Welcome to winter. It was bound to happen sooner or later.
Despite a few balmy November days in the 70s and 60s, it was easy to lull yourself into believing winter was in a land far, far away.
But on Monday, Minnesotans got a healthy dose of heavy, wet snow that forced commuters to slip, slide and slog their way to and from work. A few cities declared snow emergencies while homeowners powered up snowblowers and brought out shovels to clear anywhere from 4 to 8 inches that fell across the metro area and western Minnesota.
Heaviest snowfall totals occurred in the southwestern and west central parts of the state.
Metro area commuters rallying themselves back to work after the Thanksgiving weekend were hit with the first round of snow that dropped 1 to 3 inches around the metro, snarling traffic and sending some drivers into ditches and guardrails. Between 6 a.m. and 10:30 a.m. the State Patrol reported 145 crashes, including nine with injuries, but no fatalities. About 100 cars reported spinning out.
Just as the evening commute began, another couples of inches fell. A third round expected overnight will leave parts of Minnesota with a white winter landscape that warms the hearts of skiers.
For those opposed to winter, well, take heart: The snowfall that amounted to a measly inch or so in some areas arrived later in the season than usual.

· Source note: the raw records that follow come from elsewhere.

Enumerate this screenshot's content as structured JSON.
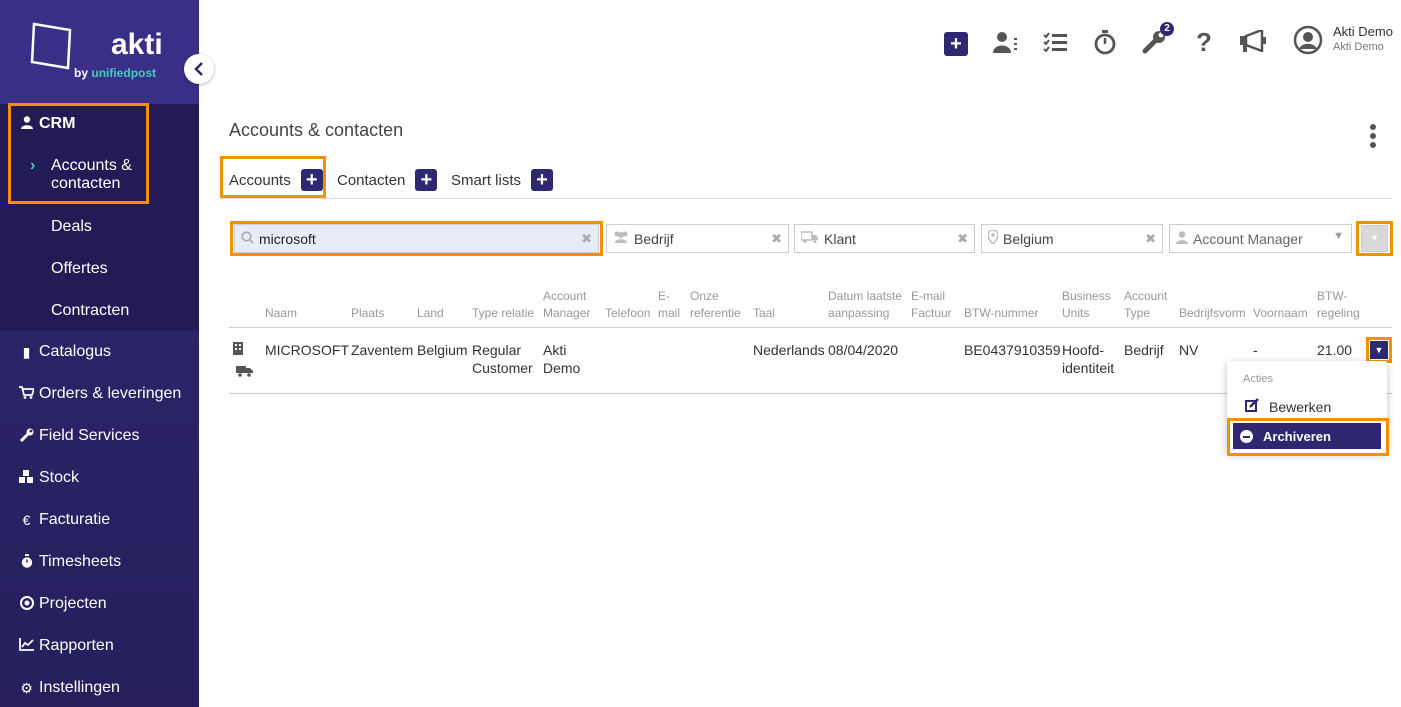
{
  "brand": {
    "name": "akti",
    "sub_prefix": "by",
    "sub_name": "unifiedpost"
  },
  "sidebar": {
    "crm_label": "CRM",
    "crm_sub": [
      {
        "label": "Accounts & contacten"
      },
      {
        "label": "Deals"
      },
      {
        "label": "Offertes"
      },
      {
        "label": "Contracten"
      }
    ],
    "items": [
      {
        "label": "Catalogus",
        "icon": "book-icon"
      },
      {
        "label": "Orders & leveringen",
        "icon": "cart-icon"
      },
      {
        "label": "Field Services",
        "icon": "wrench-icon"
      },
      {
        "label": "Stock",
        "icon": "cubes-icon"
      },
      {
        "label": "Facturatie",
        "icon": "euro-icon"
      },
      {
        "label": "Timesheets",
        "icon": "stopwatch-icon"
      },
      {
        "label": "Projecten",
        "icon": "target-icon"
      },
      {
        "label": "Rapporten",
        "icon": "chart-icon"
      },
      {
        "label": "Instellingen",
        "icon": "gear-icon"
      }
    ]
  },
  "topbar": {
    "badge_count": "2",
    "user_name": "Akti Demo",
    "user_company": "Akti Demo"
  },
  "page": {
    "title": "Accounts & contacten"
  },
  "tabs": [
    {
      "label": "Accounts"
    },
    {
      "label": "Contacten"
    },
    {
      "label": "Smart lists"
    }
  ],
  "filters": {
    "search_value": "microsoft",
    "type": "Bedrijf",
    "relation": "Klant",
    "country": "Belgium",
    "manager_placeholder": "Account Manager"
  },
  "table": {
    "headers": {
      "naam": "Naam",
      "plaats": "Plaats",
      "land": "Land",
      "type_relatie": "Type relatie",
      "account_manager_1": "Account",
      "account_manager_2": "Manager",
      "telefoon": "Telefoon",
      "email_1": "E-",
      "email_2": "mail",
      "onze_ref_1": "Onze",
      "onze_ref_2": "referentie",
      "taal": "Taal",
      "datum_1": "Datum laatste",
      "datum_2": "aanpassing",
      "email_factuur_1": "E-mail",
      "email_factuur_2": "Factuur",
      "btw_nummer": "BTW-nummer",
      "bu_1": "Business",
      "bu_2": "Units",
      "acc_type_1": "Account",
      "acc_type_2": "Type",
      "bedrijfsvorm": "Bedrijfsvorm",
      "voornaam": "Voornaam",
      "btw_regeling_1": "BTW-",
      "btw_regeling_2": "regeling"
    },
    "row": {
      "naam": "MICROSOFT",
      "plaats": "Zaventem",
      "land": "Belgium",
      "type_relatie_1": "Regular",
      "type_relatie_2": "Customer",
      "manager_1": "Akti",
      "manager_2": "Demo",
      "taal": "Nederlands",
      "datum": "08/04/2020",
      "btw": "BE0437910359",
      "bu_1": "Hoofd-",
      "bu_2": "identiteit",
      "acc_type": "Bedrijf",
      "bedrijfsvorm": "NV",
      "voornaam": "-",
      "btw_regeling": "21.00"
    }
  },
  "menu": {
    "heading": "Acties",
    "edit": "Bewerken",
    "archive": "Archiveren"
  },
  "colors": {
    "primary": "#2f2870",
    "highlight": "#f39200",
    "teal": "#3ecfc0"
  }
}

It was the seventh latest first accumulating snowfall, said Andy Lahr, meteorologist with the National Weather Service in Chanhassen. The average first stick-to-the-ground snowfall in the Twin Cities arrives on Nov. 2.
Other than a few snow flurries on Tuesday, Lahr said there doesn’t seem to be any snow in the forecast for the rest of the week. Temperatures will hover in the low to mid 30s for most of the week and hit the upper 30s by Friday, when the normal high is 31, he said. So some of that snow that fell on Monday will be history by Friday.

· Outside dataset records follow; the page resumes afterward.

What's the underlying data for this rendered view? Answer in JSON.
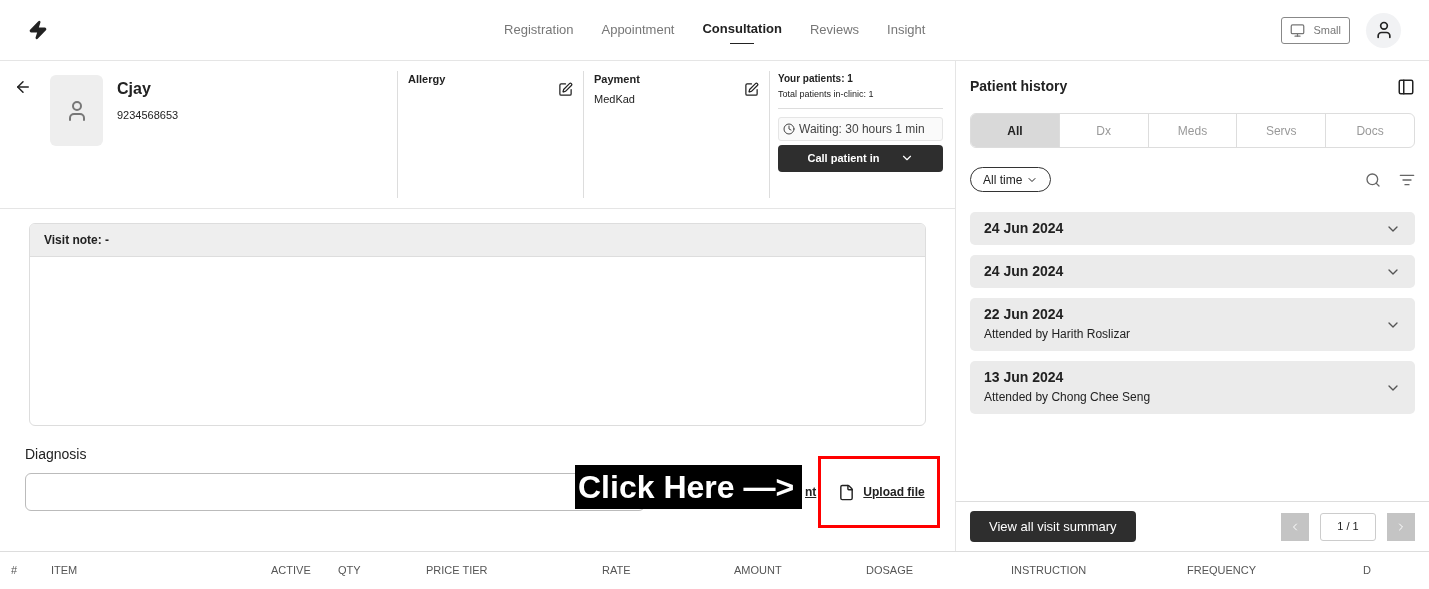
{
  "nav": {
    "tabs": [
      {
        "label": "Registration",
        "selected": false
      },
      {
        "label": "Appointment",
        "selected": false
      },
      {
        "label": "Consultation",
        "selected": true
      },
      {
        "label": "Reviews",
        "selected": false
      },
      {
        "label": "Insight",
        "selected": false
      }
    ],
    "size_button": "Small"
  },
  "patient": {
    "name": "Cjay",
    "phone": "9234568653"
  },
  "allergy": {
    "label": "Allergy"
  },
  "payment": {
    "label": "Payment",
    "value": "MedKad"
  },
  "queue": {
    "your_patients": "Your patients: 1",
    "total": "Total patients in-clinic: 1",
    "waiting": "Waiting: 30 hours 1 min",
    "call_button": "Call patient in"
  },
  "visit_note": {
    "title": "Visit note: -"
  },
  "diagnosis": {
    "label": "Diagnosis",
    "hidden_link": "nt",
    "upload": "Upload file"
  },
  "annotation": {
    "text": "Click Here —>"
  },
  "history": {
    "title": "Patient history",
    "tabs": [
      {
        "label": "All",
        "selected": true
      },
      {
        "label": "Dx",
        "selected": false
      },
      {
        "label": "Meds",
        "selected": false
      },
      {
        "label": "Servs",
        "selected": false
      },
      {
        "label": "Docs",
        "selected": false
      }
    ],
    "filter": "All time",
    "visits": [
      {
        "date": "24 Jun 2024"
      },
      {
        "date": "24 Jun 2024"
      },
      {
        "date": "22 Jun 2024",
        "doctor": "Attended by Harith Roslizar"
      },
      {
        "date": "13 Jun 2024",
        "doctor": "Attended by Chong Chee Seng"
      }
    ],
    "summary_button": "View all visit summary",
    "page": "1 / 1"
  },
  "table": {
    "columns": [
      "#",
      "ITEM",
      "ACTIVE",
      "QTY",
      "PRICE TIER",
      "RATE",
      "AMOUNT",
      "DOSAGE",
      "INSTRUCTION",
      "FREQUENCY",
      "D"
    ]
  }
}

But Monday provided some Minnesotans a quick reminder of what winter can bring.
As snow began to accumulate, with more predicted on the way Monday, Anoka-Hennepin School District canceled all after-school activities and events, while snow emergencies were declared by some cities, including Bloomington, Crystal, St. Louis Park, Plymouth and West St. Paul. There could be more emergencies declared on Tuesday.
Light rail service also was nicked by the weather during the morning. A green line train heading west along University Avenue near Eustis Street struck a turning vehicle, setting back the rail schedule a bit.
Two articulated buses — the ones that bend in the middle — got stuck on an icy ramp from County Road C to southbound Interstate 35W north of Minneapolis. That was just one of several incidents along the north metro freeway, which was locked up from the Forest Lake split to downtown Minneapolis all morning.
Westbound I-94 struggled from Hudson to downtown St. Paul, with trip times running more than an hour. It was another 30 to 40 minutes over to Minneapolis.
In Woodbury, a jackknifed semi blocked the ramp from westbound I-94 to southbound I-494 for a couple hours, symbolic of the trouble commuters faced all across the Twin Cities.
An early pile-up involving a couple semitrailer trucks on southbound 35W at Hwy. 280 set the tone for the morning. Traffic crawled throughout the metro — many commuters saying their drives to work took twice as long as usual — except in the new MnPass lanes that opened Monday on I-35E between Cayuga Street in St. Paul and Little Canada Road.
“It was the only place in the metro that was free-flowing,” said MnDOT spokeswoman Bobbie Dahlke.
Tim Harlow contributed to this report.